Exploring Spheres of Sharing: Analysis of Cloudworks Part 3

In March last year I looked at the extent and longevity of contributions made to the Cloudworks website by a sample of 250 users who registered in 2008 and 2009 (approximately 10% of registered users on the site). In this post I’ll ask what pattern of use, especially continued use, has this sample demonstrated over 2010? And is this similar to those who registered in 2010 year?

Cloudworks aims to support the sharing of teaching and learning and my original aim was to get an indication of how many were using the site to really ‘share’ and discuss ideas; that is to say, the proportion who posted on the site (rather than just using it as a resource to read). So how did the 2008-09 cohort do in 2010?

  • In 2008-9, my original review found 8% (20 people) had posted two or more contributions over a period greater than 28 days from their first post (what I termed a ‘prolonged’ contribution). In 2010,  just over half of this group (13 our of 20 people) continued to make a contribution to the site. The remaining 7 did not post anything in 2010. However, this decrease is almost balanced by the fact that in 2010, 5 new people (from the original sample) made posts in a period of more than 28 days. This may be an indication of an emergence of a core group (5-7%) of sustained users. Scaling this 10% sample up to the entire Cloudworks usership this suggests there may be some 150 to 250 users making prolonged contributions.
  • In 2008-9, some 39% of registered users demonstrated some ‘activity’ on the site (such as posting a comment or link). In 2010, however,  just 14% of the sample had made a contribution to the site.
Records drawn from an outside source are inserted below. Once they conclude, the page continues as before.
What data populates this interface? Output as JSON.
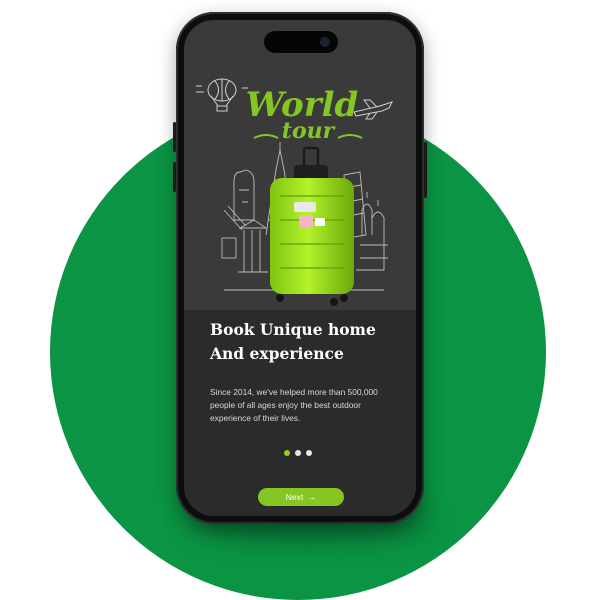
{
  "hero": {
    "logo_line1": "World",
    "logo_line2": "tour",
    "accent_color": "#86c623",
    "suitcase_color": "#a4e81e"
  },
  "onboarding": {
    "title": "Book Unique home\nAnd experience",
    "description": "Since 2014, we've helped more than 500,000 people of all ages enjoy the best outdoor experience of their lives.",
    "page_indicator": {
      "total": 3,
      "active": 1
    },
    "next_label": "Next",
    "next_icon": "arrow-right-icon"
  },
  "colors": {
    "background_circle": "#0b9444",
    "screen": "#2b2b2b",
    "button": "#86c623"
  }
}
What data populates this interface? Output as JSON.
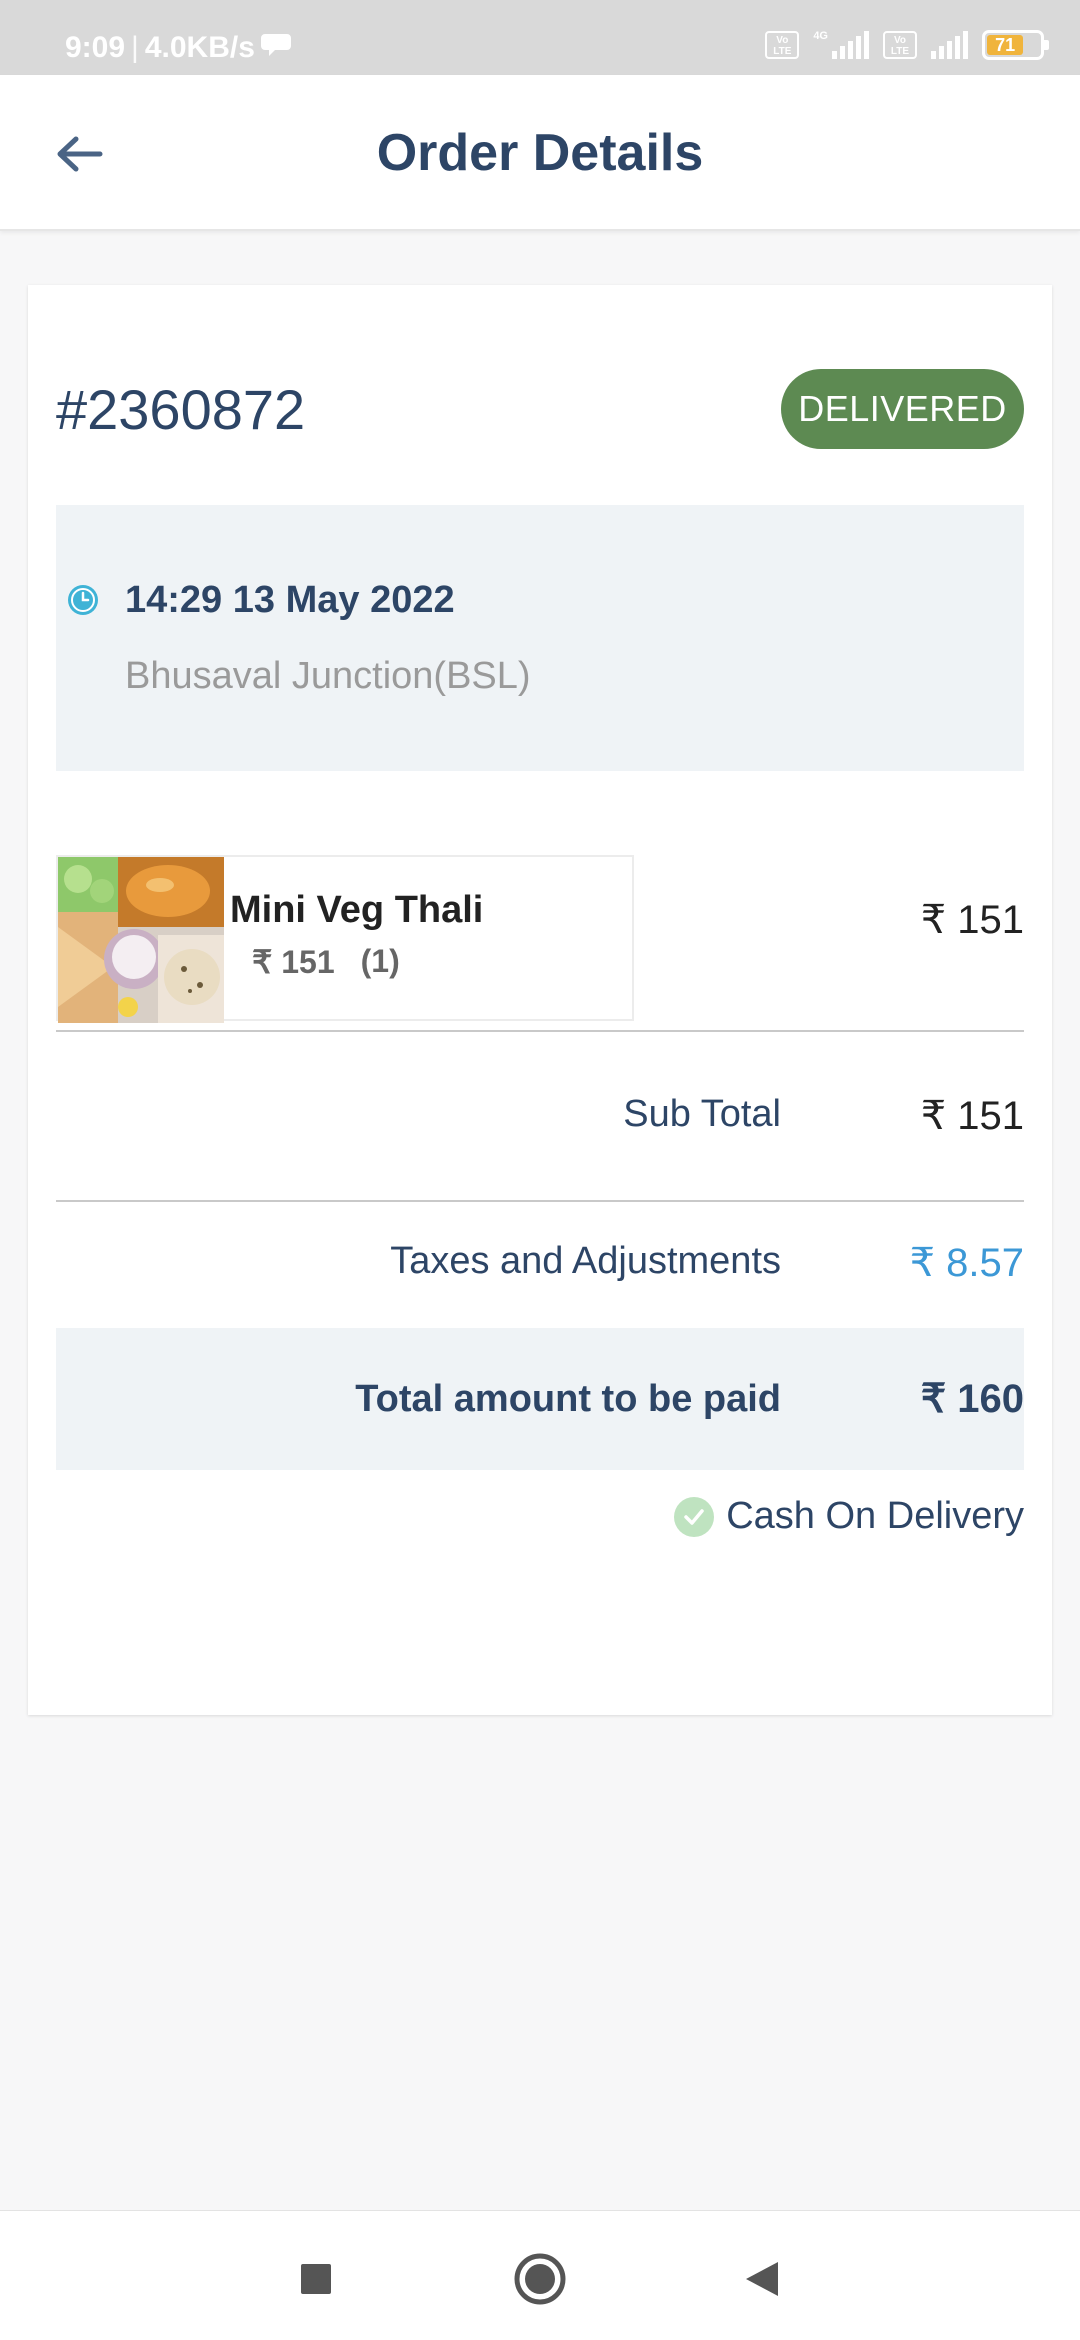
{
  "status_bar": {
    "time": "9:09",
    "net_speed": "4.0KB/s",
    "sim1_badge": "Vo LTE",
    "network_type": "4G",
    "sim2_badge": "Vo LTE",
    "battery_level": "71"
  },
  "header": {
    "title": "Order Details",
    "back_icon": "arrow-left-icon"
  },
  "order": {
    "id": "#2360872",
    "status": "DELIVERED",
    "status_color": "#5d8a52",
    "time": "14:29",
    "date": "13 May 2022",
    "station": "Bhusaval Junction(BSL)"
  },
  "item": {
    "name": "Mini Veg Thali",
    "unit_price": "₹ 151",
    "quantity": "(1)",
    "total": "₹ 151"
  },
  "summary": {
    "subtotal_label": "Sub Total",
    "subtotal_value": "₹ 151",
    "taxes_label": "Taxes and Adjustments",
    "taxes_value": "₹ 8.57",
    "taxes_color": "#3c98d6",
    "total_label": "Total amount to be paid",
    "total_value": "₹ 160"
  },
  "payment": {
    "method": "Cash On Delivery",
    "icon": "check-circle-icon"
  },
  "nav": {
    "recents_icon": "square-icon",
    "home_icon": "circle-icon",
    "back_icon": "triangle-back-icon"
  }
}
Taken together, these data seem to point to a core group of contributors posting to the site. Read more of this post